Media outlets love anniversaries, and so the April 19, 1965, publication date of Gordon Moore’s first article about his “law” has drawn a predictable swarm of articles. In fact, IEEE Spectrum (which published the second article about Moore’s Law), has this month single-handedly published nine on its own. The cover page, with links, to the special report, is here, but should you want to dive in, you could do worse than to start with a Q&A with Carver Mead (yes, the Carver Mead who rewrote the laws of General Relativity for us in February), wherein he explains, among other things, in what sense it’s a law.

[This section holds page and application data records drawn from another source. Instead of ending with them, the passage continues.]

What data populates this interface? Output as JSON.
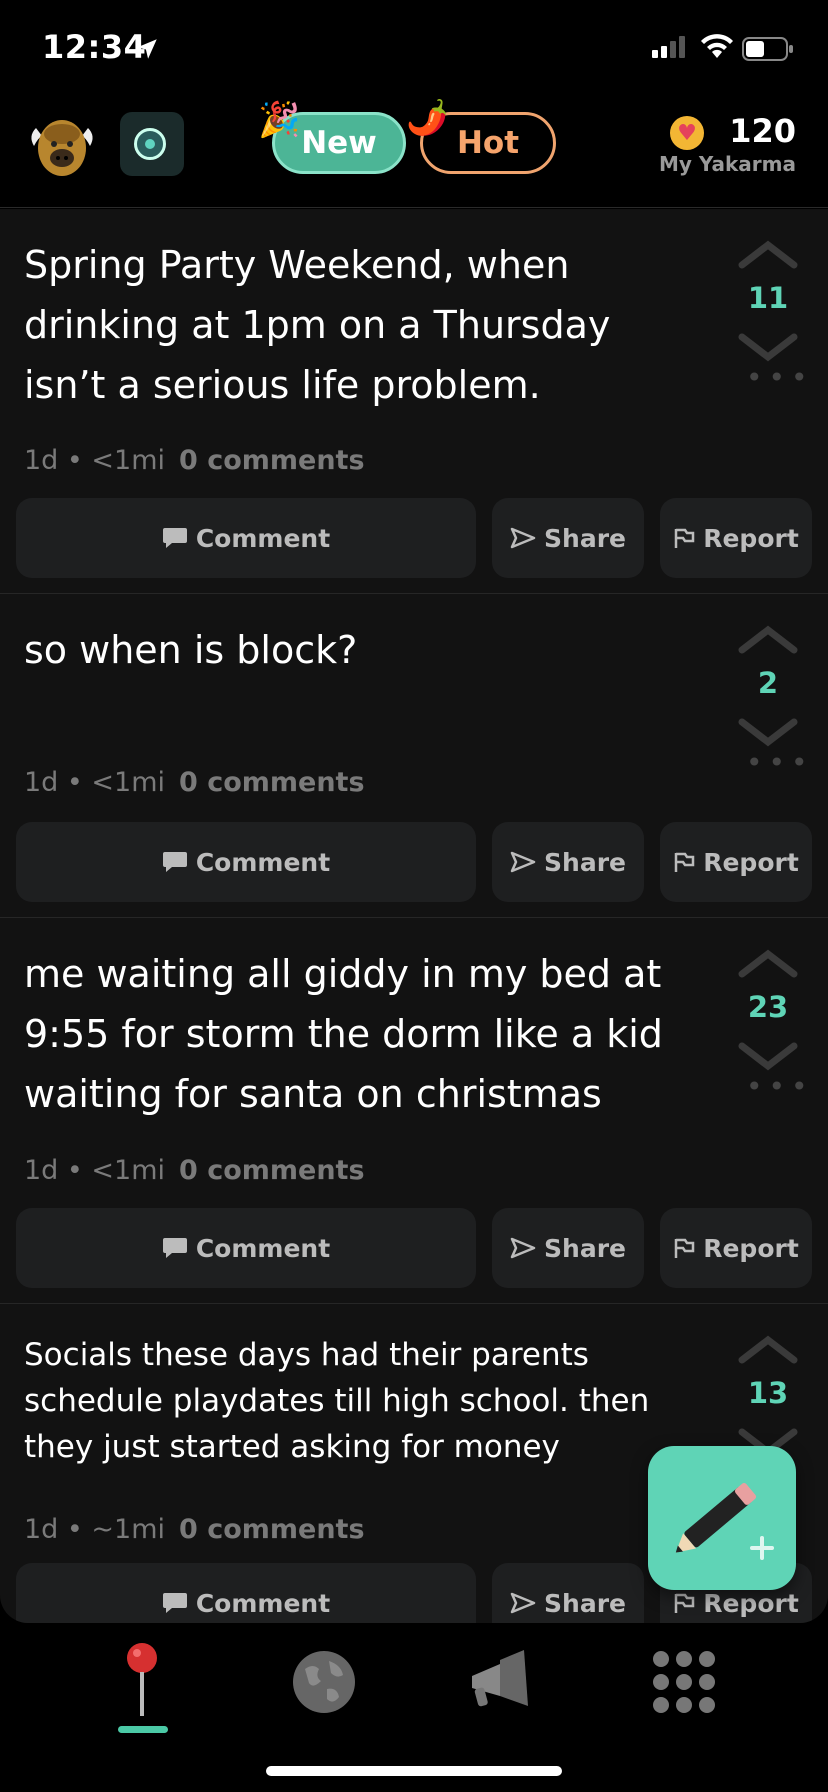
{
  "status_bar": {
    "time": "12:34"
  },
  "header": {
    "tab_new": "New",
    "tab_hot": "Hot",
    "party_emoji": "🎉",
    "pepper_emoji": "🌶️",
    "karma_value": "120",
    "karma_label": "My Yakarma"
  },
  "posts": [
    {
      "text": "Spring Party Weekend, when drinking at 1pm on a Thursday isn’t a serious life problem.",
      "meta": "1d • <1mi",
      "comments": "0 comments",
      "votes": "11"
    },
    {
      "text": "so when is block?",
      "meta": "1d • <1mi",
      "comments": "0 comments",
      "votes": "2"
    },
    {
      "text": "me waiting all giddy in my bed at 9:55 for storm the dorm like a kid waiting for santa on christmas",
      "meta": "1d • <1mi",
      "comments": "0 comments",
      "votes": "23"
    },
    {
      "text": "Socials these days had their parents schedule playdates till high school. then they just started asking for money",
      "meta": "1d • ~1mi",
      "comments": "0 comments",
      "votes": "13"
    }
  ],
  "actions": {
    "comment": "Comment",
    "share": "Share",
    "report": "Report"
  },
  "colors": {
    "accent": "#5fd4b6",
    "hot": "#f6a46c",
    "new_bg": "#4cb596"
  },
  "nav": {
    "items": [
      "pin-icon",
      "globe-icon",
      "megaphone-icon",
      "grid-icon"
    ],
    "active": "pin-icon"
  }
}
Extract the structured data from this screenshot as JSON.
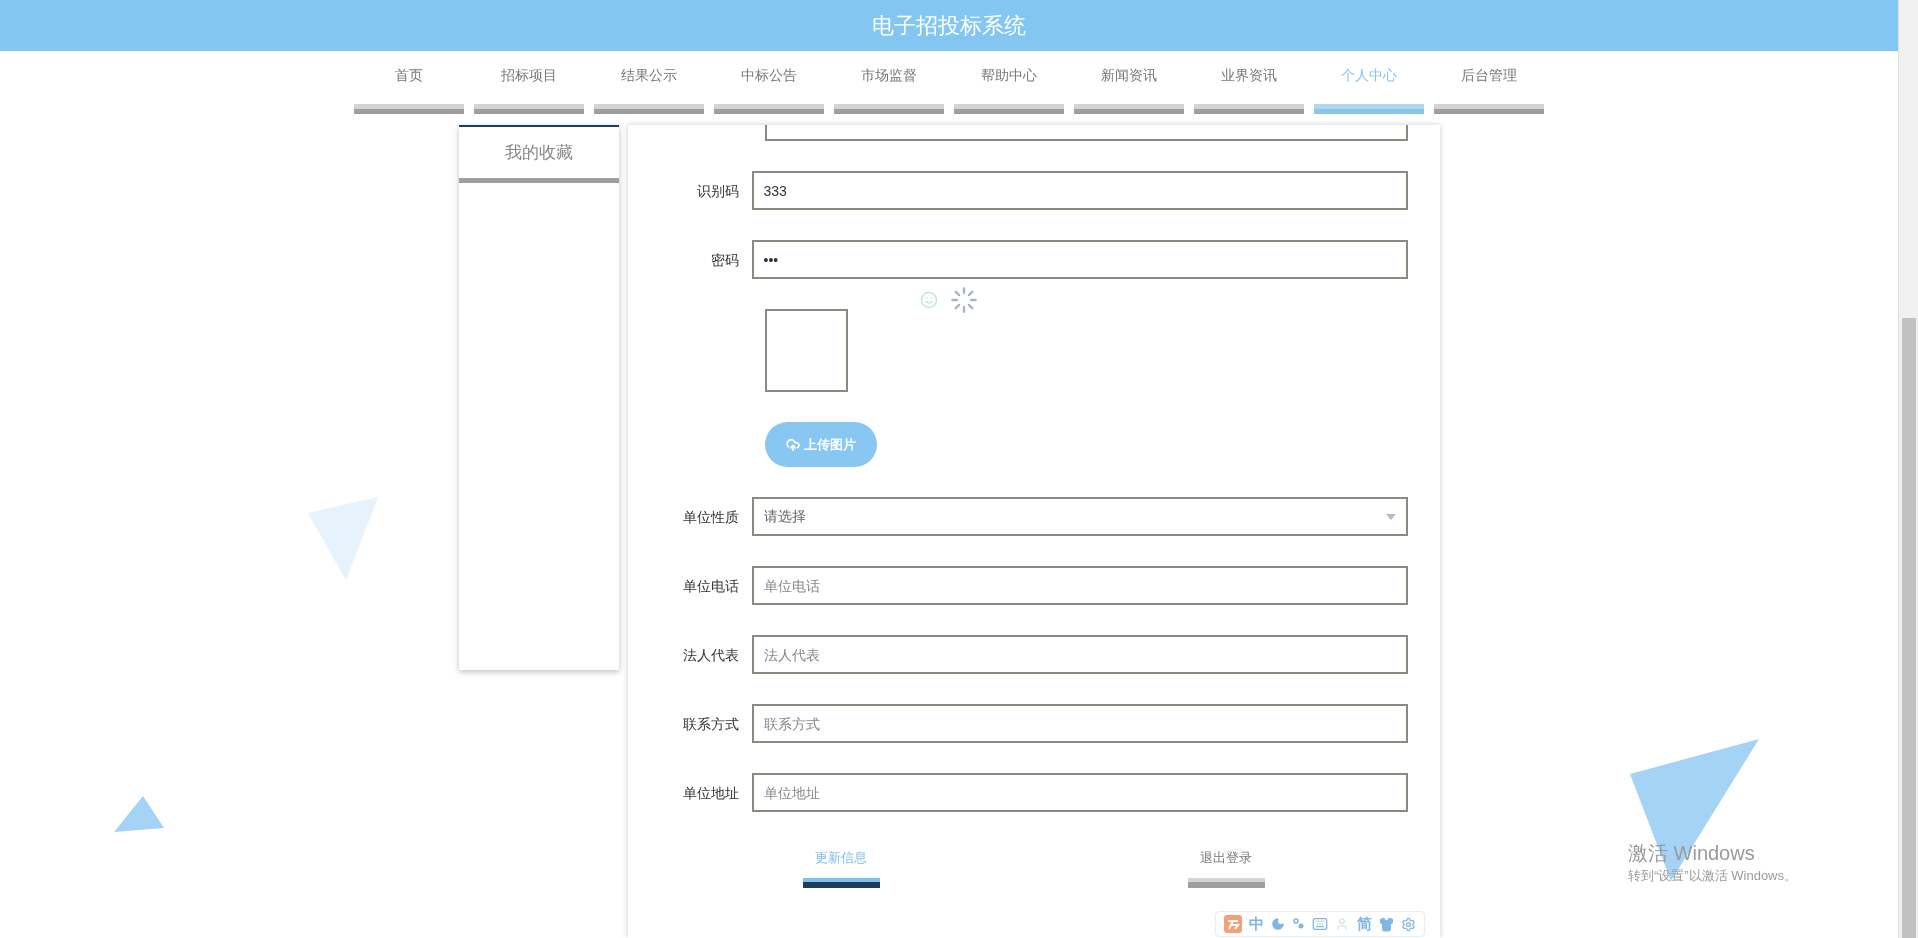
{
  "header": {
    "title": "电子招投标系统"
  },
  "nav": [
    {
      "label": "首页",
      "selected": false
    },
    {
      "label": "招标项目",
      "selected": false
    },
    {
      "label": "结果公示",
      "selected": false
    },
    {
      "label": "中标公告",
      "selected": false
    },
    {
      "label": "市场监督",
      "selected": false
    },
    {
      "label": "帮助中心",
      "selected": false
    },
    {
      "label": "新闻资讯",
      "selected": false
    },
    {
      "label": "业界资讯",
      "selected": false
    },
    {
      "label": "个人中心",
      "selected": true
    },
    {
      "label": "后台管理",
      "selected": false
    }
  ],
  "sidebar": {
    "items": [
      {
        "label": "我的收藏"
      }
    ]
  },
  "form": {
    "rows": [
      {
        "kind": "cut"
      },
      {
        "kind": "text",
        "label": "识别码",
        "value": "333"
      },
      {
        "kind": "text",
        "label": "密码",
        "value": "•••"
      },
      {
        "kind": "image"
      },
      {
        "kind": "upload",
        "label": "上传图片"
      },
      {
        "kind": "select",
        "label": "单位性质",
        "value": "请选择"
      },
      {
        "kind": "text",
        "label": "单位电话",
        "placeholder": "单位电话"
      },
      {
        "kind": "text",
        "label": "法人代表",
        "placeholder": "法人代表"
      },
      {
        "kind": "text",
        "label": "联系方式",
        "placeholder": "联系方式"
      },
      {
        "kind": "text",
        "label": "单位地址",
        "placeholder": "单位地址"
      }
    ],
    "buttons": [
      {
        "label": "更新信息",
        "selected": true
      },
      {
        "label": "退出登录",
        "selected": false
      }
    ]
  },
  "windows_notice": {
    "title": "激活 Windows",
    "subtitle": "转到“设置”以激活 Windows。"
  },
  "ime_toolbar": {
    "mode": "中",
    "charset": "简"
  }
}
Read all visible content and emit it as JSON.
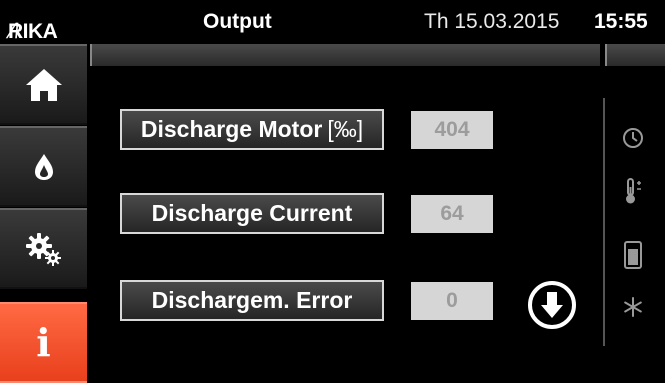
{
  "header": {
    "logo": "RIKA",
    "title": "Output",
    "date": "Th 15.03.2015",
    "time": "15:55"
  },
  "sidebar": {
    "items": [
      {
        "icon": "home-icon"
      },
      {
        "icon": "flame-icon"
      },
      {
        "icon": "gears-icon"
      },
      {
        "icon": "info-icon",
        "label": "i",
        "active": true
      }
    ]
  },
  "outputs": [
    {
      "label": "Discharge Motor",
      "unit": "[‰]",
      "value": "404"
    },
    {
      "label": "Discharge Current",
      "value": "64"
    },
    {
      "label": "Dischargem. Error",
      "value": "0"
    }
  ],
  "right_icons": [
    "clock-icon",
    "thermometer-icon",
    "stove-icon",
    "snowflake-icon"
  ],
  "colors": {
    "accent": "#ee4b24",
    "value_bg": "#d6d6d6",
    "value_text": "#9c9c9c"
  }
}
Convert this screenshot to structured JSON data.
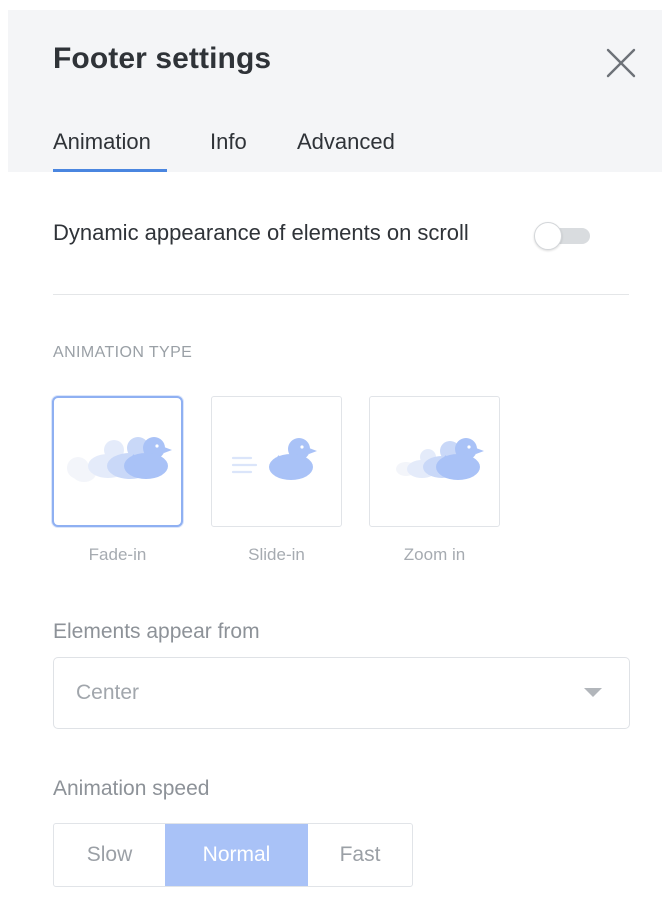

Speaking of laws, an interesting article recently noted that “Uber, the world’s largest taxi company, owns no vehicles. Facebook, the world’s most popular media owner, creates no content. Alibaba, the most valuable retailer, has no inventory. And Airbnb, the world’s largest accommodation provider, owns no real estate. Something interesting is happening.” We suspect that Reed’s Law is somehow playing a role here.
And yet another anniversary, and another important tube: YouTube turns ten. Four years before its inception Bob Metcalfe (Dublin, Jul 2001), predicted video would dominate Internet traffic, which came to pass in 2011, mainly because of YouTube and Netflix. More recently Craig Labovitz and Adrian Cockcroft (Los Angeles, Feb 2013) explained the essential roles of content delivery services such as Akamai (Tom Leighton, Philadelphia, Apr 2006) and cloud services such as Amazon's (Charlie Bell, Santa Monica, Dec 2007; Adam Selipsky, San Francisco, Feb 2010). In one of Vanguard's earliest meetings (Boston, Apr 1992), Advisory Board Nicholas Negroponte predicted video as a large player on the Internet, although he envisioned a pay-per-view, video-on-demand model – anticipating the growing challenge to Netflix by Amazon and iTunes.
Also in the spirit of anniversaries, this week marked the 25th year for what seems to be the second-longest-running internet publication, Tidbits, an Apple-related newsletter begun in 1990.
After what we learned at our April 2014 conference devoted to Robotics, no one should be surprised that robots have recently figured out how to mow lawns, make a latte, and gotten arrested. More poignantly, there’s the poor robot that is sacrificing its life this week, trapped in the Fukushima nuclear reactor, to get us critical data.
Lizards, on the other hand, just seem to be inspiring. Among the gecko-inspired entrepreneurs who focus on the critters' setae (Sangbae Kim, Los Angeles, Feb 2011; Robert Full, Charlotte, Dec 2010), rather than matters of compliance (Duncan Irschick, San Diego, Feb 2015), this Kickstarter pair are offering up a selectively adhering iPhone case.
For those of us who thoroughly enjoyed reading Andrew Blum's Tubes: A Journey to the Center of the Internet, the library selection for the Net Futures conference (Los Angeles, Feb 2013), which featured a lovely peek back through history at Len Kleinrock's original node of the ARPANET, the new book by Nicole Starosielski, The Undersea Network, might be of interest. Get a preview at http://www.pri.org/stories/2015-04-20/what-links-global-internet-wires-inside-tubes-no-bigger-garden-hose
In the past we have brought you previews of wholly new programming constructs (Emina Torlak, Washington, D.C., Sep/Oct 2014; Alan Kay, Washington, D.C., Oct 2011) and of machine-learning vision systems (Yan LeCun, Pittsburgh, Dec 2013; Michael Miller, Atlanta, Feb 2008; Steven Seitz, Barcelona, Jul 2007). Here is an MIT press release that brings these two topics together: http://newsoffice.mit.edu/2015/better-probabilistic-programming-0413
Perhaps you were an early adopter and purchased a MakerBot (in kit form!) when Bre Pettis first introduced TTI/Vanguard to his affordable, open-source 3-D printer in Salt Lake City, Dec 2009. If you did, you’ve been envying those who waited and now have printers that support multiple materials simultaneously. The Palette, by Mosaic Manufacturing, is poised to set you back on track. It lets your old machine switch among several input strands by serving as an interface between your computer and 3-D printer. 3-D printing will obviously be a big topic at our Making Stuff meeting—just two weeks away now!
If you’re not confused you don’t understand things very well.
— Charlie Munger, Berkshire Hathaway
The TTI/Vanguard Team